William Francis Thring, better known as Francis William Thring or F. W. Thring, was an Australian film director, producer, and exhibitor. In 1921 he married Olive, née Kretmayer. Although sometimes known as Frank Thring Sr, on account of well-known son Frank Thring Jr., the Frank Thring who is the subject of this entry is actually Francis William III. His forbears were Francis William Thring - 1812-1887, Francis William Thring - 1858-1920..
Rangle River is a 1936 Australian Western film directed by Clarence G. Badger based on a story by Zane Grey.
Red Sky at Morning is a 1944 Australian melodrama set during the 19th century. It features an early screen performance by Peter Finch, who plays a convict who falls in love with the wife of a sea captain.
The Hayseeds is a 1933 Australian musical comedy from Beaumont Smith. It centres on the rural family, the Hayseeds, about whom Smith had previously made six silent films, starting with Our Friends, the Hayseeds (1917). He retired from directing in 1925 but decided to revive the series in the wake of the box office success of On Our Selection (1932). It was the first starring role in a movie for stage actor Cecil Kellaway.
The Glenrowan Affair is a 1951 movie about Ned Kelly from director Rupert Kathner. It was Kathner's final film and stars VFL star Bob Chitty as Kelly. It is considered one of the worst films ever made in Australia.
Harry Southwell was an Australian actor, writer and film director best known for making films about Ned Kelly. He was born in Cardiff, Wales and spent a couple of years in America, where he adapted some short stories by O Henry into two reel films. He worked for Vitagraph in the United States for five years, then moved to Australia in 1919, where he used his experience as a screenwriter to impress investors to back him making features. He set up his own production company in Australia but few of his movies were commercially successful.
Clara Gibbings is a 1934 Australian film directed by F.W. Thring about the owner of a London pub who discovers she is the daughter of an earl. It was a vehicle for stage star Dorothy Brunton.
Sheepmates was a proposed Australian film from director F. W. Thring based on a 1931 novel by William Hatfield.
When the Kellys Rode is a 1934 Australian film directed by Harry Southwell about Ned Kelly.
When the Kellys Were Out is an Australian feature-length film directed by Harry Southwell about Ned Kelly.
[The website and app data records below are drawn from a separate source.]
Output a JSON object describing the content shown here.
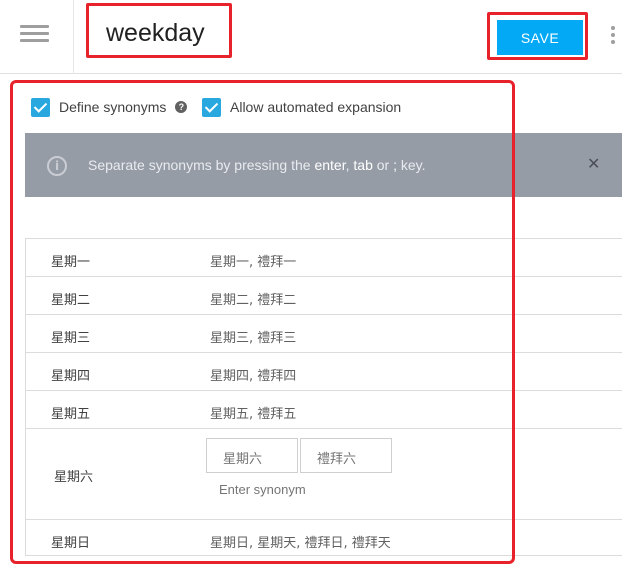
{
  "header": {
    "entity_name": "weekday",
    "save_label": "SAVE",
    "accent_color": "#03a9f4",
    "highlight_color": "#e8222b"
  },
  "options": {
    "define_synonyms": {
      "label": "Define synonyms",
      "checked": true
    },
    "allow_expansion": {
      "label": "Allow automated expansion",
      "checked": true
    }
  },
  "banner": {
    "text_before": "Separate synonyms by pressing the ",
    "key_enter": "enter",
    "sep1": ", ",
    "key_tab": "tab",
    "sep2": " or ",
    "key_semicolon": ";",
    "text_after": " key."
  },
  "entries": [
    {
      "value": "星期一",
      "synonyms": "星期一, 禮拜一"
    },
    {
      "value": "星期二",
      "synonyms": "星期二, 禮拜二"
    },
    {
      "value": "星期三",
      "synonyms": "星期三, 禮拜三"
    },
    {
      "value": "星期四",
      "synonyms": "星期四, 禮拜四"
    },
    {
      "value": "星期五",
      "synonyms": "星期五, 禮拜五"
    },
    {
      "value": "星期六",
      "chips": [
        "星期六",
        "禮拜六"
      ],
      "input_placeholder": "Enter synonym"
    },
    {
      "value": "星期日",
      "synonyms": "星期日, 星期天, 禮拜日, 禮拜天"
    }
  ]
}
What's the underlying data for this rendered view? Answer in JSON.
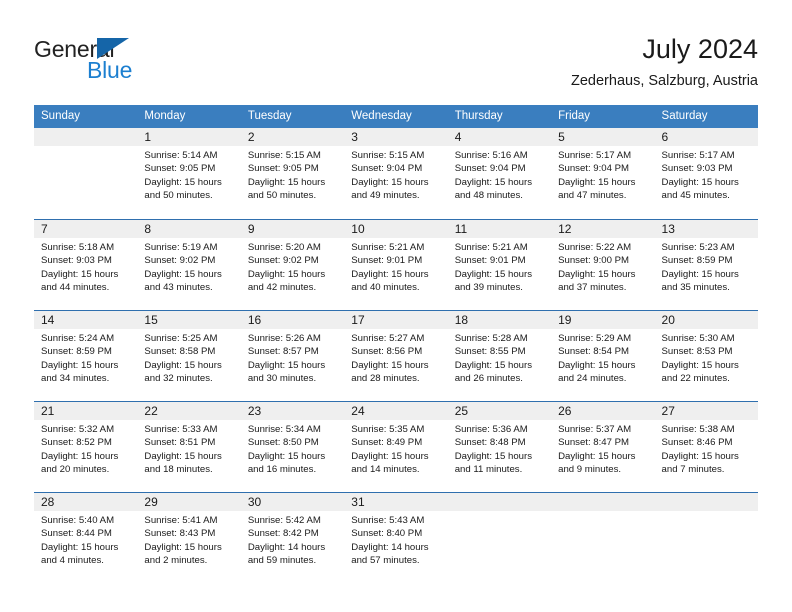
{
  "brand": {
    "name_part1": "General",
    "name_part2": "Blue",
    "logo_icon": "triangle-icon",
    "color_dark": "#222222",
    "color_blue": "#1c7fd0",
    "color_triangle": "#1565a8"
  },
  "header": {
    "title": "July 2024",
    "subtitle": "Zederhaus, Salzburg, Austria"
  },
  "theme": {
    "header_bg": "#3a7ebf",
    "header_text": "#ffffff",
    "week_divider": "#2f6fae",
    "day_number_bg": "#efefef",
    "body_text": "#1a1a1a"
  },
  "weekdays": [
    "Sunday",
    "Monday",
    "Tuesday",
    "Wednesday",
    "Thursday",
    "Friday",
    "Saturday"
  ],
  "calendar": {
    "month": "July",
    "year": 2024,
    "weeks": [
      [
        {
          "day": "",
          "empty": true,
          "lines": []
        },
        {
          "day": "1",
          "lines": [
            "Sunrise: 5:14 AM",
            "Sunset: 9:05 PM",
            "Daylight: 15 hours",
            "and 50 minutes."
          ]
        },
        {
          "day": "2",
          "lines": [
            "Sunrise: 5:15 AM",
            "Sunset: 9:05 PM",
            "Daylight: 15 hours",
            "and 50 minutes."
          ]
        },
        {
          "day": "3",
          "lines": [
            "Sunrise: 5:15 AM",
            "Sunset: 9:04 PM",
            "Daylight: 15 hours",
            "and 49 minutes."
          ]
        },
        {
          "day": "4",
          "lines": [
            "Sunrise: 5:16 AM",
            "Sunset: 9:04 PM",
            "Daylight: 15 hours",
            "and 48 minutes."
          ]
        },
        {
          "day": "5",
          "lines": [
            "Sunrise: 5:17 AM",
            "Sunset: 9:04 PM",
            "Daylight: 15 hours",
            "and 47 minutes."
          ]
        },
        {
          "day": "6",
          "lines": [
            "Sunrise: 5:17 AM",
            "Sunset: 9:03 PM",
            "Daylight: 15 hours",
            "and 45 minutes."
          ]
        }
      ],
      [
        {
          "day": "7",
          "lines": [
            "Sunrise: 5:18 AM",
            "Sunset: 9:03 PM",
            "Daylight: 15 hours",
            "and 44 minutes."
          ]
        },
        {
          "day": "8",
          "lines": [
            "Sunrise: 5:19 AM",
            "Sunset: 9:02 PM",
            "Daylight: 15 hours",
            "and 43 minutes."
          ]
        },
        {
          "day": "9",
          "lines": [
            "Sunrise: 5:20 AM",
            "Sunset: 9:02 PM",
            "Daylight: 15 hours",
            "and 42 minutes."
          ]
        },
        {
          "day": "10",
          "lines": [
            "Sunrise: 5:21 AM",
            "Sunset: 9:01 PM",
            "Daylight: 15 hours",
            "and 40 minutes."
          ]
        },
        {
          "day": "11",
          "lines": [
            "Sunrise: 5:21 AM",
            "Sunset: 9:01 PM",
            "Daylight: 15 hours",
            "and 39 minutes."
          ]
        },
        {
          "day": "12",
          "lines": [
            "Sunrise: 5:22 AM",
            "Sunset: 9:00 PM",
            "Daylight: 15 hours",
            "and 37 minutes."
          ]
        },
        {
          "day": "13",
          "lines": [
            "Sunrise: 5:23 AM",
            "Sunset: 8:59 PM",
            "Daylight: 15 hours",
            "and 35 minutes."
          ]
        }
      ],
      [
        {
          "day": "14",
          "lines": [
            "Sunrise: 5:24 AM",
            "Sunset: 8:59 PM",
            "Daylight: 15 hours",
            "and 34 minutes."
          ]
        },
        {
          "day": "15",
          "lines": [
            "Sunrise: 5:25 AM",
            "Sunset: 8:58 PM",
            "Daylight: 15 hours",
            "and 32 minutes."
          ]
        },
        {
          "day": "16",
          "lines": [
            "Sunrise: 5:26 AM",
            "Sunset: 8:57 PM",
            "Daylight: 15 hours",
            "and 30 minutes."
          ]
        },
        {
          "day": "17",
          "lines": [
            "Sunrise: 5:27 AM",
            "Sunset: 8:56 PM",
            "Daylight: 15 hours",
            "and 28 minutes."
          ]
        },
        {
          "day": "18",
          "lines": [
            "Sunrise: 5:28 AM",
            "Sunset: 8:55 PM",
            "Daylight: 15 hours",
            "and 26 minutes."
          ]
        },
        {
          "day": "19",
          "lines": [
            "Sunrise: 5:29 AM",
            "Sunset: 8:54 PM",
            "Daylight: 15 hours",
            "and 24 minutes."
          ]
        },
        {
          "day": "20",
          "lines": [
            "Sunrise: 5:30 AM",
            "Sunset: 8:53 PM",
            "Daylight: 15 hours",
            "and 22 minutes."
          ]
        }
      ],
      [
        {
          "day": "21",
          "lines": [
            "Sunrise: 5:32 AM",
            "Sunset: 8:52 PM",
            "Daylight: 15 hours",
            "and 20 minutes."
          ]
        },
        {
          "day": "22",
          "lines": [
            "Sunrise: 5:33 AM",
            "Sunset: 8:51 PM",
            "Daylight: 15 hours",
            "and 18 minutes."
          ]
        },
        {
          "day": "23",
          "lines": [
            "Sunrise: 5:34 AM",
            "Sunset: 8:50 PM",
            "Daylight: 15 hours",
            "and 16 minutes."
          ]
        },
        {
          "day": "24",
          "lines": [
            "Sunrise: 5:35 AM",
            "Sunset: 8:49 PM",
            "Daylight: 15 hours",
            "and 14 minutes."
          ]
        },
        {
          "day": "25",
          "lines": [
            "Sunrise: 5:36 AM",
            "Sunset: 8:48 PM",
            "Daylight: 15 hours",
            "and 11 minutes."
          ]
        },
        {
          "day": "26",
          "lines": [
            "Sunrise: 5:37 AM",
            "Sunset: 8:47 PM",
            "Daylight: 15 hours",
            "and 9 minutes."
          ]
        },
        {
          "day": "27",
          "lines": [
            "Sunrise: 5:38 AM",
            "Sunset: 8:46 PM",
            "Daylight: 15 hours",
            "and 7 minutes."
          ]
        }
      ],
      [
        {
          "day": "28",
          "lines": [
            "Sunrise: 5:40 AM",
            "Sunset: 8:44 PM",
            "Daylight: 15 hours",
            "and 4 minutes."
          ]
        },
        {
          "day": "29",
          "lines": [
            "Sunrise: 5:41 AM",
            "Sunset: 8:43 PM",
            "Daylight: 15 hours",
            "and 2 minutes."
          ]
        },
        {
          "day": "30",
          "lines": [
            "Sunrise: 5:42 AM",
            "Sunset: 8:42 PM",
            "Daylight: 14 hours",
            "and 59 minutes."
          ]
        },
        {
          "day": "31",
          "lines": [
            "Sunrise: 5:43 AM",
            "Sunset: 8:40 PM",
            "Daylight: 14 hours",
            "and 57 minutes."
          ]
        },
        {
          "day": "",
          "empty": true,
          "lines": []
        },
        {
          "day": "",
          "empty": true,
          "lines": []
        },
        {
          "day": "",
          "empty": true,
          "lines": []
        }
      ]
    ]
  }
}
Only part of the film survives today.
The Bells is a 1911 Australian feature-length silent film directed by W. J. Lincoln. It is based on the famous stage melodrama by Erckmann-Chatrian, adapted by Leopold Lewis, which in turn had been adapted for the Australian stage by W. J. Lincoln before he made it into a film.
The Bells is a 1931 British drama film directed by Harcourt Templeman and Oscar Werndorff and starring Donald Calthrop, Jane Welsh, and Edward Sinclair.
Pagewood Studios was a film studio in Sydney, Australia, that was used to make Australian, British and Hollywood films for twenty years.
The Bells is a lost 1918 American silent drama film released by Pathé Exchange. It was adapted from the 1867 French play Le Juif Polonais by Erckmann-Chatrian and an 1871 English-language version, The Bells, by Leopold Lewis. The latter was a favorite vehicle for actor Henry Irving. This silent film stars Frank Keenan and Lois Wilson. The story was remade in 1926 as The Bells with Lionel Barrymore and Boris Karloff.